2) The Physical Ecology of Reproduction, Dispersal, and Early Life History – Laboratory, numerical, and field studies into the external fertilization of pollination and dispersal in aquatic macrophytes, the dispersal and recruitment of broadcast spawning benthic invertebrates, and the physical-biological interactions of pelagic larvae (including ichthyoplankton of ecologically important fishes). (NSERC Funded)
| (i) Reproduction/Dispersal in Aquatic Macrophytes. ||(ii) Reproduction/Dispersal in Aquatic Invertebrates. |
|Submarine pollination in Zostera marina||Juvenile-adult sheltering in sea urchins|
|Flow visualization around carpellate flowers of Zostera marina from above (top) and from the side (bottom) in a chamber velocity at ~ 3 cm/s (Ackerman 1997 Amer. J. Bot. 84: 1099-1109 and 1110-1119). |
Image of a recently metamorphosed red sea urchin. Red sea urchin juveniles use a secondary chemical cue to seek the shelter of adult urchin when confronted by predators or strong flows (Nishizaki and Ackerman 2005 Limnol. Oceanogr. 50:354–362).
|Particle capture on branched collectors||Zebra mussel life history|
|PIV images of particle capture on a circular cylinder (3.2 mm diameter) at collector Reynolds numbers of 24 (top) and 71 (bottom). Flow is from the left (Ackerman et al. in prep).|
Photograph of Dreissena polymorpha larval stages from plankton sample. Legend: D – D-shaped veliger; V – veliconcha; P – pediveliger; v arrow – velum; f arrow – foot of pediveliger (Bar = 200 pm) (Ackerman et al. 1994. Can. J. Zool. 72: 1169 – 1179).

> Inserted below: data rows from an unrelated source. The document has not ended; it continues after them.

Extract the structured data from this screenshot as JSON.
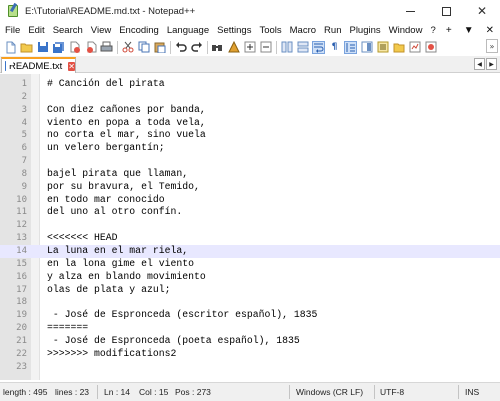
{
  "window": {
    "title": "E:\\Tutorial\\README.md.txt - Notepad++"
  },
  "menu": {
    "items": [
      "File",
      "Edit",
      "Search",
      "View",
      "Encoding",
      "Language",
      "Settings",
      "Tools",
      "Macro",
      "Run",
      "Plugins",
      "Window",
      "?"
    ],
    "right": [
      "+",
      "▼",
      "✕"
    ]
  },
  "toolbar": {
    "icons": [
      "new-file-icon",
      "open-file-icon",
      "save-icon",
      "save-all-icon",
      "close-icon",
      "close-all-icon",
      "print-icon",
      "cut-icon",
      "copy-icon",
      "paste-icon",
      "undo-icon",
      "redo-icon",
      "find-icon",
      "replace-icon",
      "zoom-in-icon",
      "zoom-out-icon",
      "sync-vertical-icon",
      "sync-horizontal-icon",
      "word-wrap-icon",
      "show-all-chars-icon",
      "indent-guide-icon",
      "document-map-icon",
      "function-list-icon",
      "folder-workspace-icon",
      "monitoring-icon",
      "record-macro-icon"
    ],
    "more": "»"
  },
  "tabs": [
    {
      "label": "README.txt",
      "active": true
    }
  ],
  "editor": {
    "current_line": 14,
    "lines": [
      {
        "n": "1",
        "text": "# Canción del pirata"
      },
      {
        "n": "2",
        "text": ""
      },
      {
        "n": "3",
        "text": "Con diez cañones por banda,"
      },
      {
        "n": "4",
        "text": "viento en popa a toda vela,"
      },
      {
        "n": "5",
        "text": "no corta el mar, sino vuela"
      },
      {
        "n": "6",
        "text": "un velero bergantín;"
      },
      {
        "n": "7",
        "text": ""
      },
      {
        "n": "8",
        "text": "bajel pirata que llaman,"
      },
      {
        "n": "9",
        "text": "por su bravura, el Temido,"
      },
      {
        "n": "10",
        "text": "en todo mar conocido"
      },
      {
        "n": "11",
        "text": "del uno al otro confín."
      },
      {
        "n": "12",
        "text": ""
      },
      {
        "n": "13",
        "text": "<<<<<<< HEAD"
      },
      {
        "n": "14",
        "text": "La luna en el mar riela,"
      },
      {
        "n": "15",
        "text": "en la lona gime el viento"
      },
      {
        "n": "16",
        "text": "y alza en blando movimiento"
      },
      {
        "n": "17",
        "text": "olas de plata y azul;"
      },
      {
        "n": "18",
        "text": ""
      },
      {
        "n": "19",
        "text": " - José de Espronceda (escritor español), 1835"
      },
      {
        "n": "20",
        "text": "======="
      },
      {
        "n": "21",
        "text": " - José de Espronceda (poeta español), 1835"
      },
      {
        "n": "22",
        "text": ">>>>>>> modifications2"
      },
      {
        "n": "23",
        "text": ""
      }
    ]
  },
  "status": {
    "length": "length : 495",
    "lines": "lines : 23",
    "ln": "Ln : 14",
    "col": "Col : 15",
    "pos": "Pos : 273",
    "eol": "Windows (CR LF)",
    "encoding": "UTF-8",
    "mode": "INS"
  },
  "colors": {
    "current_line": "#e8e8ff",
    "gutter": "#e4e4e4",
    "tab_accent": "#f9a020"
  }
}
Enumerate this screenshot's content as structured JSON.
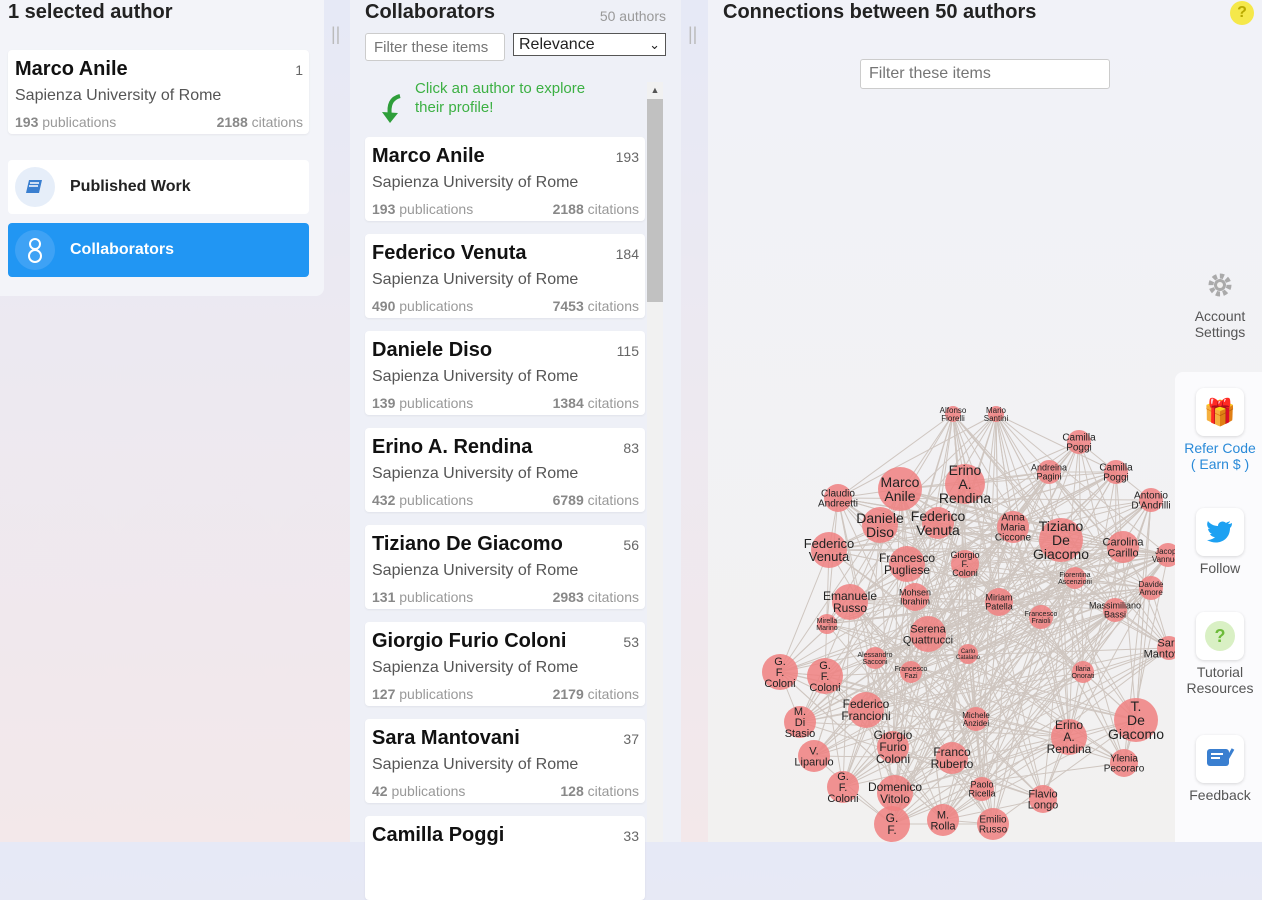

(3) Conservation and Restoration of Aquatic Ecosystems – (i) Biodiversity and autoecology of endangered freshwater bivalves related to reproduction and early life history; specifically the identification of fish-hosts of threatened and endangered freshwater mussels and rearing their juveniles for reintroduction to the wild. (ii) Lake Erie limnology – we are examining a number of hypotheses related to the mechanisms leading to hypoxia in Lake Erie.
|Unionid Species at Risk||Lake Erie Hypoxia|
Experimental facility in the Hagen Aqualab
at the University of Gueph for determining the fish hosts of endangered and threatened unionid mussels. Each aquarium holds several fish from a fish-mussel exposure. Additional aquaria and juvenile rearing facility is on the right side of the chamber (McNichols et al.2011).
|Image a tripod deployed in the central basin of Lake Erie on the deck of the CCGS Limnos. The tripod has a series of O2 and temperature loggers, an ADCP, CTD, and Optical Backscatter sensor. (Bouffard et al. 2013, 12014)|